**TASK INSTRUCTIONS**
Read the entries below and pull out each line with the string "JSON".

(Beginning of EXERCISE MATERIALS)

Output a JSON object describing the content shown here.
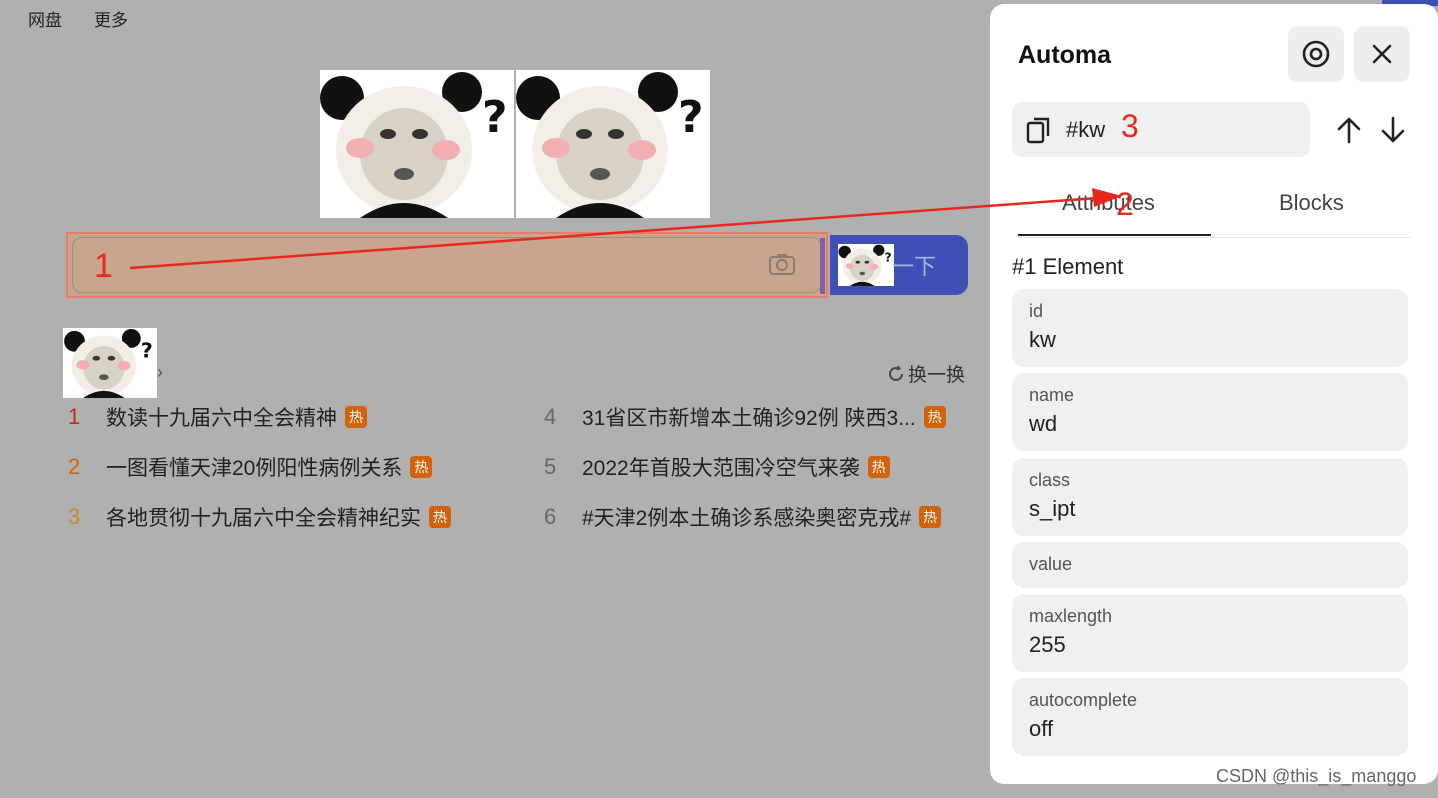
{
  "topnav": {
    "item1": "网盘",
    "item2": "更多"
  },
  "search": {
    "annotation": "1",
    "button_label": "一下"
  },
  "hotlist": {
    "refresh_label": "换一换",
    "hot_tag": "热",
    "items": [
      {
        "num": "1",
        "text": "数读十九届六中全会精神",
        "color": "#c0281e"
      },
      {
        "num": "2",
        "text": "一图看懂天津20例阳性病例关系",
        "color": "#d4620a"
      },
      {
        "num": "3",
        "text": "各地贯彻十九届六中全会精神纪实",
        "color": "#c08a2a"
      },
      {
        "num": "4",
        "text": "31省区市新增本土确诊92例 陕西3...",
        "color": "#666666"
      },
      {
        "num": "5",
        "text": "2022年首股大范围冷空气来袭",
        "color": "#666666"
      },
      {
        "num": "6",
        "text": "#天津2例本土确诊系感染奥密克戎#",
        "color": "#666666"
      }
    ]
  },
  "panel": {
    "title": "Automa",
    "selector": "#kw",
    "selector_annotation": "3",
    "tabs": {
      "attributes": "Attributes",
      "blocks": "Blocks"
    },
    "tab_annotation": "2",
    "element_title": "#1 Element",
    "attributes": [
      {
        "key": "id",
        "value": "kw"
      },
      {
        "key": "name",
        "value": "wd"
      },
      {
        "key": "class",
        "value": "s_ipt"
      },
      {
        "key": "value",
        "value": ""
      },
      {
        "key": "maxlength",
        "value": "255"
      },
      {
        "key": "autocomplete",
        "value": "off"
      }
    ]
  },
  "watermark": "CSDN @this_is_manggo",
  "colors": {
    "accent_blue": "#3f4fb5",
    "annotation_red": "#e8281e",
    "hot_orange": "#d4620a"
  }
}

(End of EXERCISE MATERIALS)
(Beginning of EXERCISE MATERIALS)

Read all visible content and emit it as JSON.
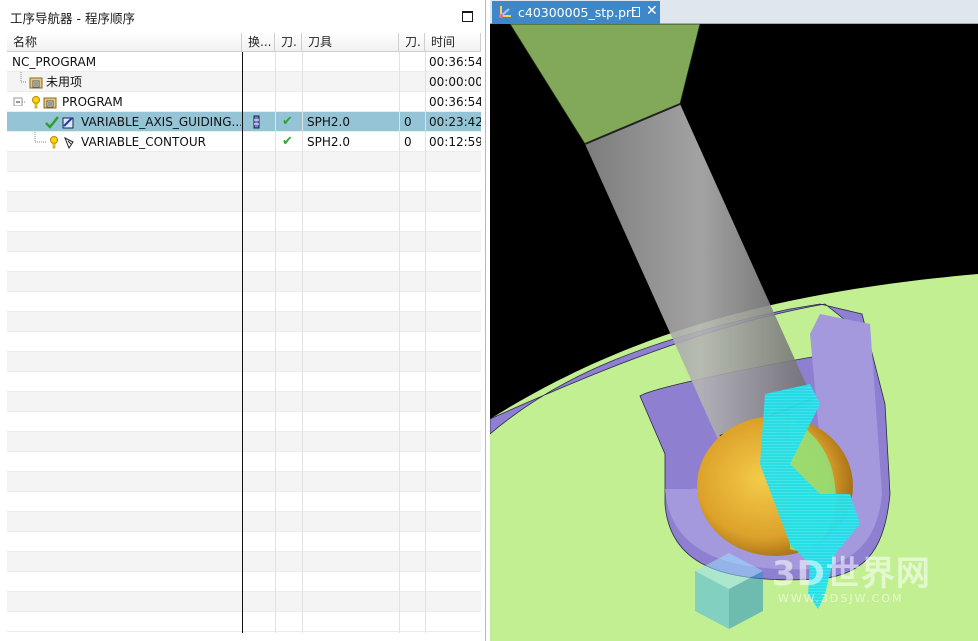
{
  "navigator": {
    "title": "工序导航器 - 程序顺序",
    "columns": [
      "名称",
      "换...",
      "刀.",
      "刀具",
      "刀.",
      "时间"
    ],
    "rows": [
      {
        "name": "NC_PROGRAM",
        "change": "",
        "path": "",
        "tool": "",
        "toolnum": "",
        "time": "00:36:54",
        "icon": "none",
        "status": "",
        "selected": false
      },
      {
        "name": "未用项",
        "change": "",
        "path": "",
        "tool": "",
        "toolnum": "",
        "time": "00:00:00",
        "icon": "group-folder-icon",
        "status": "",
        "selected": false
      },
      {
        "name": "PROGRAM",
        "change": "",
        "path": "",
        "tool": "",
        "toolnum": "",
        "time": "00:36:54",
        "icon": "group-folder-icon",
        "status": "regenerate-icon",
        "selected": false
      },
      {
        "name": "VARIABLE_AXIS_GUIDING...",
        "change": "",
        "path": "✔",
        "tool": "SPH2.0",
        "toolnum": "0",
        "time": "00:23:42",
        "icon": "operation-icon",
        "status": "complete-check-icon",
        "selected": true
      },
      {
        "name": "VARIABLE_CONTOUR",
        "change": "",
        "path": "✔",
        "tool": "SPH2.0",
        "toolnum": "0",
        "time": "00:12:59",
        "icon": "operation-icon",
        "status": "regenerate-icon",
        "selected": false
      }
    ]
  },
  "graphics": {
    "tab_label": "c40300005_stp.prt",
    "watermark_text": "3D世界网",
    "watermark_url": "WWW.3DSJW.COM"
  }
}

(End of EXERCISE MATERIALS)
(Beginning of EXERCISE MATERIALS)

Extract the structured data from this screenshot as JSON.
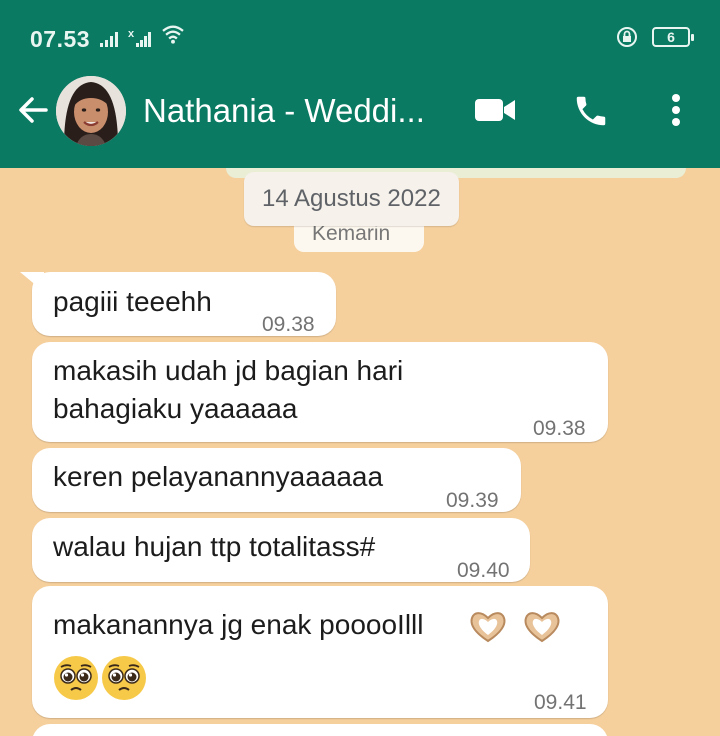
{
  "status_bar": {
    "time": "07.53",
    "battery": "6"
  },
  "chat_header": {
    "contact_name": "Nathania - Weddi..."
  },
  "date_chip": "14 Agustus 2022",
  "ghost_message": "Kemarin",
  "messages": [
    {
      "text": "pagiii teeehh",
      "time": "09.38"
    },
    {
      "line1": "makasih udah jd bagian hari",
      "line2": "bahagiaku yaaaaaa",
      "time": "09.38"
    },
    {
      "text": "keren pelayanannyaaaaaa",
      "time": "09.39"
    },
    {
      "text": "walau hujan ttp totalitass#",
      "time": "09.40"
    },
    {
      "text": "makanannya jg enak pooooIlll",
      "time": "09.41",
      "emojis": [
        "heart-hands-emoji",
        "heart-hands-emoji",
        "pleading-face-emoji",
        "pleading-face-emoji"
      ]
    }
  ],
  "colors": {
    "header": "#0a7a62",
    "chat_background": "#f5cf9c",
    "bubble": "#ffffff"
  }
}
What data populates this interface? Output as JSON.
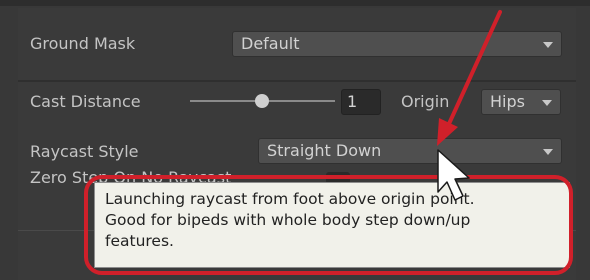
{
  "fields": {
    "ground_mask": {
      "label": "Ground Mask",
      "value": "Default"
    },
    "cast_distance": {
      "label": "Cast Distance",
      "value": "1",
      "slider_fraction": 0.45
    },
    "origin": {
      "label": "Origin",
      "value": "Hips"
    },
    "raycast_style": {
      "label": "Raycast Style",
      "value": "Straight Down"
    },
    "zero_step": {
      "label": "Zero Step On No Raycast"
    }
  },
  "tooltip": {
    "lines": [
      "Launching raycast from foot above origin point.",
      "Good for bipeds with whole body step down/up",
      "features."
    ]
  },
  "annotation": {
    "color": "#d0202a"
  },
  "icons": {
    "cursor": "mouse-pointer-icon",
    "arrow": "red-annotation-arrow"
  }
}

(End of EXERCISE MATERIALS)

**FINISHED TASK**
Output a JSON object describing the content shown here.
Read all visible content and emit it as JSON.
Extract the structured data from this screenshot as JSON.
What data populates this interface? Output as JSON.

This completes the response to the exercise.